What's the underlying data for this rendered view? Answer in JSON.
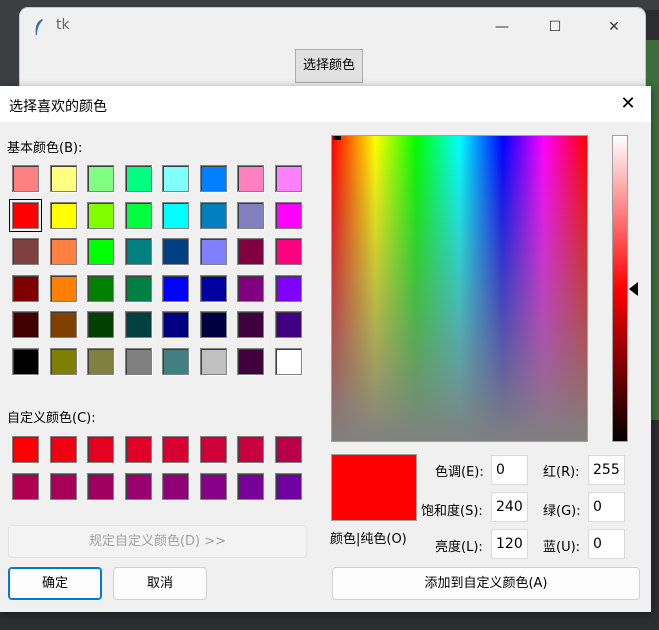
{
  "tk_window": {
    "title": "tk",
    "pick_button": "选择颜色",
    "min_label": "—",
    "max_label": "☐",
    "close_label": "✕"
  },
  "dialog": {
    "title": "选择喜欢的颜色",
    "close_label": "✕",
    "basic_colors_label": "基本颜色(B):",
    "custom_colors_label": "自定义颜色(C):",
    "define_custom_button": "规定自定义颜色(D) >>",
    "ok_button": "确定",
    "cancel_button": "取消",
    "add_custom_button": "添加到自定义颜色(A)",
    "preview_label": "颜色|纯色(O)",
    "preview_color": "#ff0000",
    "fields": {
      "hue_label": "色调(E):",
      "hue": "0",
      "sat_label": "饱和度(S):",
      "sat": "240",
      "lum_label": "亮度(L):",
      "lum": "120",
      "red_label": "红(R):",
      "red": "255",
      "green_label": "绿(G):",
      "green": "0",
      "blue_label": "蓝(U):",
      "blue": "0"
    },
    "basic_colors": [
      "#ff8080",
      "#ffff80",
      "#80ff80",
      "#00ff80",
      "#80ffff",
      "#0080ff",
      "#ff80c0",
      "#ff80ff",
      "#ff0000",
      "#ffff00",
      "#80ff00",
      "#00ff40",
      "#00ffff",
      "#0080c0",
      "#8080c0",
      "#ff00ff",
      "#804040",
      "#ff8040",
      "#00ff00",
      "#008080",
      "#004080",
      "#8080ff",
      "#800040",
      "#ff0080",
      "#800000",
      "#ff8000",
      "#008000",
      "#008040",
      "#0000ff",
      "#0000a0",
      "#800080",
      "#8000ff",
      "#400000",
      "#804000",
      "#004000",
      "#004040",
      "#000080",
      "#000040",
      "#400040",
      "#400080",
      "#000000",
      "#808000",
      "#808040",
      "#808080",
      "#408080",
      "#c0c0c0",
      "#400040",
      "#ffffff"
    ],
    "selected_basic_index": 8,
    "custom_colors": [
      "#ff0000",
      "#f00010",
      "#e60020",
      "#e00028",
      "#d80030",
      "#d00038",
      "#c80040",
      "#b80048",
      "#b00050",
      "#a80058",
      "#a00060",
      "#980070",
      "#900078",
      "#880088",
      "#780098",
      "#7000a0"
    ]
  }
}
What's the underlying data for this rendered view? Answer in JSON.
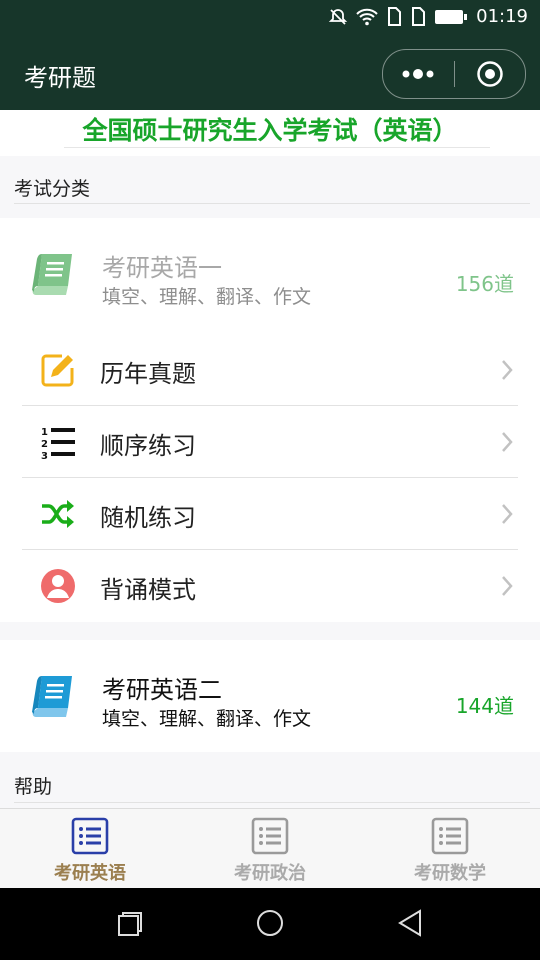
{
  "status": {
    "time": "01:19"
  },
  "appbar": {
    "title": "考研题",
    "more_icon": "more-dots-icon",
    "close_icon": "target-circle-icon"
  },
  "heading": "全国硕士研究生入学考试（英语）",
  "sections": {
    "categories_label": "考试分类",
    "help_label": "帮助"
  },
  "exams": [
    {
      "title": "考研英语一",
      "subtitle": "填空、理解、翻译、作文",
      "count": "156道",
      "icon": "green-book-icon",
      "color": "#7fc48a",
      "active": false
    },
    {
      "title": "考研英语二",
      "subtitle": "填空、理解、翻译、作文",
      "count": "144道",
      "icon": "blue-book-icon",
      "color": "#1e9bd6",
      "active": true
    }
  ],
  "menu": [
    {
      "label": "历年真题",
      "icon": "edit-icon"
    },
    {
      "label": "顺序练习",
      "icon": "ordered-list-icon"
    },
    {
      "label": "随机练习",
      "icon": "shuffle-icon"
    },
    {
      "label": "背诵模式",
      "icon": "user-circle-icon"
    }
  ],
  "tabs": [
    {
      "label": "考研英语",
      "active": true
    },
    {
      "label": "考研政治",
      "active": false
    },
    {
      "label": "考研数学",
      "active": false
    }
  ],
  "colors": {
    "header_bg": "#17362a",
    "green": "#18a52a",
    "tab_active": "#9b7f4f",
    "tab_inactive": "#aaaaaa"
  }
}
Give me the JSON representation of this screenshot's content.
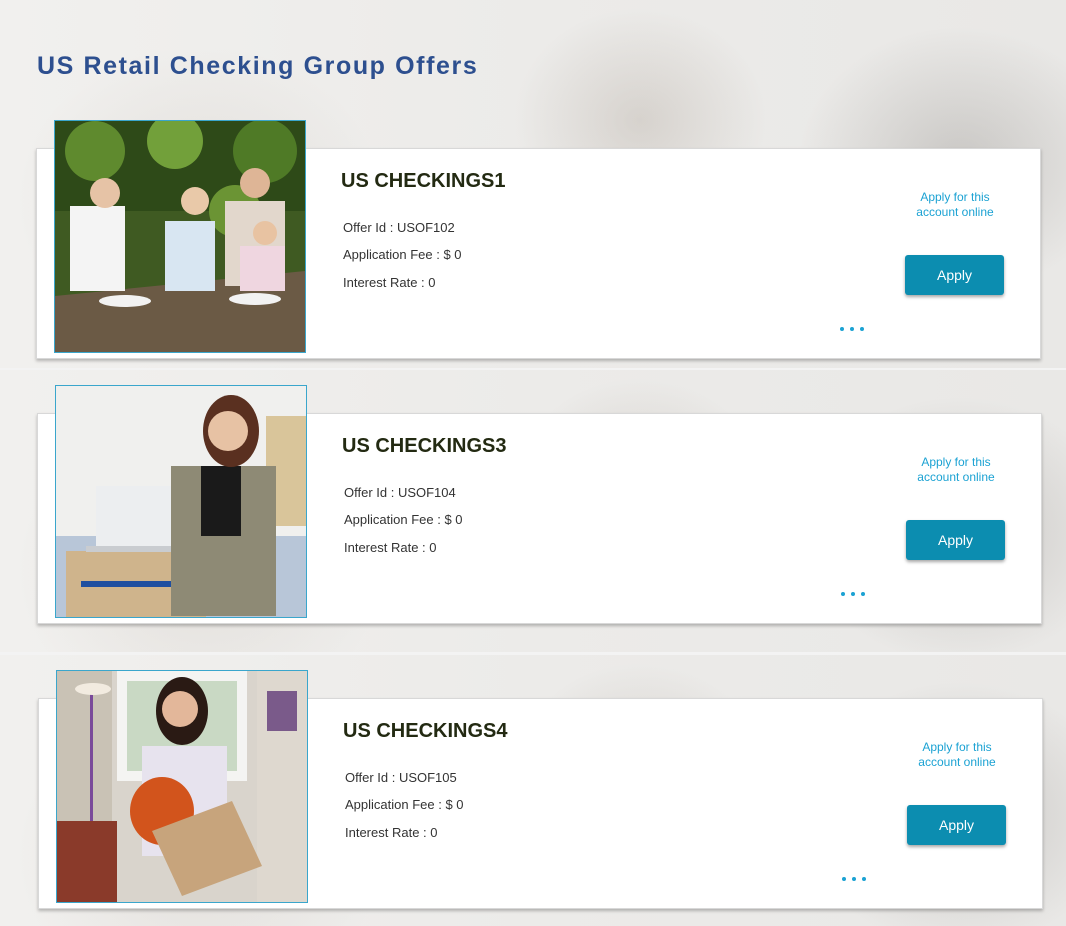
{
  "page": {
    "title": "US Retail Checking Group Offers"
  },
  "offers": [
    {
      "name": "US CHECKINGS1",
      "offer_id_label": "Offer Id : USOF102",
      "application_fee_label": "Application Fee : $ 0",
      "interest_rate_label": "Interest Rate : 0",
      "apply_online_text": "Apply for this account online",
      "apply_label": "Apply",
      "more_icon": "more-dots-icon",
      "photo": "family-dining-outdoors"
    },
    {
      "name": "US CHECKINGS3",
      "offer_id_label": "Offer Id : USOF104",
      "application_fee_label": "Application Fee : $ 0",
      "interest_rate_label": "Interest Rate : 0",
      "apply_online_text": "Apply for this account online",
      "apply_label": "Apply",
      "more_icon": "more-dots-icon",
      "photo": "businesswoman-at-laptop"
    },
    {
      "name": "US CHECKINGS4",
      "offer_id_label": "Offer Id : USOF105",
      "application_fee_label": "Application Fee : $ 0",
      "interest_rate_label": "Interest Rate : 0",
      "apply_online_text": "Apply for this account online",
      "apply_label": "Apply",
      "more_icon": "more-dots-icon",
      "photo": "woman-carrying-moving-box"
    }
  ],
  "colors": {
    "title": "#2d4f8f",
    "accent": "#1ba2d3",
    "button": "#0c8db0",
    "offer_name": "#232a12"
  }
}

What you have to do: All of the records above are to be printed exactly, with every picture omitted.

Task output:
What's the underlying data for this rendered view? Answer in JSON.
{
  "tk_window": {
    "title": "tk",
    "pick_button": "选择颜色",
    "min_label": "—",
    "max_label": "☐",
    "close_label": "✕"
  },
  "dialog": {
    "title": "选择喜欢的颜色",
    "close_label": "✕",
    "basic_colors_label": "基本颜色(B):",
    "custom_colors_label": "自定义颜色(C):",
    "define_custom_button": "规定自定义颜色(D) >>",
    "ok_button": "确定",
    "cancel_button": "取消",
    "add_custom_button": "添加到自定义颜色(A)",
    "preview_label": "颜色|纯色(O)",
    "preview_color": "#ff0000",
    "fields": {
      "hue_label": "色调(E):",
      "hue": "0",
      "sat_label": "饱和度(S):",
      "sat": "240",
      "lum_label": "亮度(L):",
      "lum": "120",
      "red_label": "红(R):",
      "red": "255",
      "green_label": "绿(G):",
      "green": "0",
      "blue_label": "蓝(U):",
      "blue": "0"
    },
    "basic_colors": [
      "#ff8080",
      "#ffff80",
      "#80ff80",
      "#00ff80",
      "#80ffff",
      "#0080ff",
      "#ff80c0",
      "#ff80ff",
      "#ff0000",
      "#ffff00",
      "#80ff00",
      "#00ff40",
      "#00ffff",
      "#0080c0",
      "#8080c0",
      "#ff00ff",
      "#804040",
      "#ff8040",
      "#00ff00",
      "#008080",
      "#004080",
      "#8080ff",
      "#800040",
      "#ff0080",
      "#800000",
      "#ff8000",
      "#008000",
      "#008040",
      "#0000ff",
      "#0000a0",
      "#800080",
      "#8000ff",
      "#400000",
      "#804000",
      "#004000",
      "#004040",
      "#000080",
      "#000040",
      "#400040",
      "#400080",
      "#000000",
      "#808000",
      "#808040",
      "#808080",
      "#408080",
      "#c0c0c0",
      "#400040",
      "#ffffff"
    ],
    "selected_basic_index": 8,
    "custom_colors": [
      "#ff0000",
      "#f00010",
      "#e60020",
      "#e00028",
      "#d80030",
      "#d00038",
      "#c80040",
      "#b80048",
      "#b00050",
      "#a80058",
      "#a00060",
      "#980070",
      "#900078",
      "#880088",
      "#780098",
      "#7000a0"
    ]
  }
}
What's the underlying data for this rendered view? Answer in JSON.
{
  "status": {
    "time": "01:19"
  },
  "appbar": {
    "title": "考研题",
    "more_icon": "more-dots-icon",
    "close_icon": "target-circle-icon"
  },
  "heading": "全国硕士研究生入学考试（英语）",
  "sections": {
    "categories_label": "考试分类",
    "help_label": "帮助"
  },
  "exams": [
    {
      "title": "考研英语一",
      "subtitle": "填空、理解、翻译、作文",
      "count": "156道",
      "icon": "green-book-icon",
      "color": "#7fc48a",
      "active": false
    },
    {
      "title": "考研英语二",
      "subtitle": "填空、理解、翻译、作文",
      "count": "144道",
      "icon": "blue-book-icon",
      "color": "#1e9bd6",
      "active": true
    }
  ],
  "menu": [
    {
      "label": "历年真题",
      "icon": "edit-icon"
    },
    {
      "label": "顺序练习",
      "icon": "ordered-list-icon"
    },
    {
      "label": "随机练习",
      "icon": "shuffle-icon"
    },
    {
      "label": "背诵模式",
      "icon": "user-circle-icon"
    }
  ],
  "tabs": [
    {
      "label": "考研英语",
      "active": true
    },
    {
      "label": "考研政治",
      "active": false
    },
    {
      "label": "考研数学",
      "active": false
    }
  ],
  "colors": {
    "header_bg": "#17362a",
    "green": "#18a52a",
    "tab_active": "#9b7f4f",
    "tab_inactive": "#aaaaaa"
  }
}
Give me the JSON representation of this screenshot's content.
{
  "page": {
    "title": "US Retail Checking Group Offers"
  },
  "offers": [
    {
      "name": "US CHECKINGS1",
      "offer_id_label": "Offer Id : USOF102",
      "application_fee_label": "Application Fee : $ 0",
      "interest_rate_label": "Interest Rate : 0",
      "apply_online_text": "Apply for this account online",
      "apply_label": "Apply",
      "more_icon": "more-dots-icon",
      "photo": "family-dining-outdoors"
    },
    {
      "name": "US CHECKINGS3",
      "offer_id_label": "Offer Id : USOF104",
      "application_fee_label": "Application Fee : $ 0",
      "interest_rate_label": "Interest Rate : 0",
      "apply_online_text": "Apply for this account online",
      "apply_label": "Apply",
      "more_icon": "more-dots-icon",
      "photo": "businesswoman-at-laptop"
    },
    {
      "name": "US CHECKINGS4",
      "offer_id_label": "Offer Id : USOF105",
      "application_fee_label": "Application Fee : $ 0",
      "interest_rate_label": "Interest Rate : 0",
      "apply_online_text": "Apply for this account online",
      "apply_label": "Apply",
      "more_icon": "more-dots-icon",
      "photo": "woman-carrying-moving-box"
    }
  ],
  "colors": {
    "title": "#2d4f8f",
    "accent": "#1ba2d3",
    "button": "#0c8db0",
    "offer_name": "#232a12"
  }
}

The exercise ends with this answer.